┌──

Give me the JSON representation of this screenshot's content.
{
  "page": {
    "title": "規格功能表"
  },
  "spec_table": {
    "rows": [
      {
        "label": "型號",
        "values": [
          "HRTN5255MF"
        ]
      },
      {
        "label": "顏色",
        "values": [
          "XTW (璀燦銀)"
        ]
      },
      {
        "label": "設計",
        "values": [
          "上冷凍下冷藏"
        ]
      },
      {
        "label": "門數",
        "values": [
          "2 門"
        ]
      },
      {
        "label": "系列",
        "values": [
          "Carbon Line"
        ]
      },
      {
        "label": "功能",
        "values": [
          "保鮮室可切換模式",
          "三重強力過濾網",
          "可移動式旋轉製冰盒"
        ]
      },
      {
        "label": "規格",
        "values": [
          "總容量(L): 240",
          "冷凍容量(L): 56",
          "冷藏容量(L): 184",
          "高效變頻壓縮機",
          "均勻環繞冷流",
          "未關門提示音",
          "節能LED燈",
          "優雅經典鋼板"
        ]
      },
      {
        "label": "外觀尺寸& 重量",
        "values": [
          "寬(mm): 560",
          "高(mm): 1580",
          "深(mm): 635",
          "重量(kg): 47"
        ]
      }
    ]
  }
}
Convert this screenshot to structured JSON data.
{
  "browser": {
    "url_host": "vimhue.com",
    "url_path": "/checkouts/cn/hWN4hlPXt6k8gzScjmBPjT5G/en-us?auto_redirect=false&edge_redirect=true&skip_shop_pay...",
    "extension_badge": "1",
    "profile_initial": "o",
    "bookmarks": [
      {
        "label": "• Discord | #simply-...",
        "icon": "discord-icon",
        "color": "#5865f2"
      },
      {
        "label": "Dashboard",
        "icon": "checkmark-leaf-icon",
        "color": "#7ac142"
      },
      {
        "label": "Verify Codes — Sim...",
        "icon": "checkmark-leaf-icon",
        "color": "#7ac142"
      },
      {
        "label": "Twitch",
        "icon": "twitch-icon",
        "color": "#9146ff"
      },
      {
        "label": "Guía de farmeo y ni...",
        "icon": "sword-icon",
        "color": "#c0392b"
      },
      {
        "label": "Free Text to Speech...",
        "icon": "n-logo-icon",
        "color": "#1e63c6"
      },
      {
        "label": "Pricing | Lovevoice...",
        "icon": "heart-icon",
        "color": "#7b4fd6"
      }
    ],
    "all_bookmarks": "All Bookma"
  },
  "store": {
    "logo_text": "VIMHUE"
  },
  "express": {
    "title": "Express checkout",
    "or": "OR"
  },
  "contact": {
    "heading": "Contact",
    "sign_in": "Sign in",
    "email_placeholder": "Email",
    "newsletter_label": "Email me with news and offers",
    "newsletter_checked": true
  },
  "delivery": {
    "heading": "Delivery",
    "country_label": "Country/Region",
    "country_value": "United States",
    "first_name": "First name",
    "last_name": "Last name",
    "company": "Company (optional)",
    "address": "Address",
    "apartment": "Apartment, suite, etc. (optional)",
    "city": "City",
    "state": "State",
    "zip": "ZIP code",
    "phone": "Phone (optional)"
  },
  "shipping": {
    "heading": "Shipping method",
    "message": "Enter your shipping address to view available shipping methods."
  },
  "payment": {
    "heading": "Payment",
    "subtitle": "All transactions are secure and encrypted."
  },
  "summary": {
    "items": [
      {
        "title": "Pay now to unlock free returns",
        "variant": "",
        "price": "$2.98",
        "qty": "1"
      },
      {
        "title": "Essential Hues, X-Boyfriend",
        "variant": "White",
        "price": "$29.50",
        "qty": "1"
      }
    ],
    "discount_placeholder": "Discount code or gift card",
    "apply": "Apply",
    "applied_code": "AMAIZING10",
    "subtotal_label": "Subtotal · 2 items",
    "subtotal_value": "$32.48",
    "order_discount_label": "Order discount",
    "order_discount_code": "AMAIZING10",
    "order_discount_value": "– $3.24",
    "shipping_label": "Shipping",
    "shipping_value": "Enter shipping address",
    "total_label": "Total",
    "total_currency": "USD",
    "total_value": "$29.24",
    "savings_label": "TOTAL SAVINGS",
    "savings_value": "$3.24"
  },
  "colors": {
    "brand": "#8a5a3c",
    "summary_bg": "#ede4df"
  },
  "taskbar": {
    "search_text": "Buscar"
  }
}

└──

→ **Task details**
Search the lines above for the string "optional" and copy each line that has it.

→ **Answer area**
    "company": "Company (optional)",
    "apartment": "Apartment, suite, etc. (optional)",
    "phone": "Phone (optional)"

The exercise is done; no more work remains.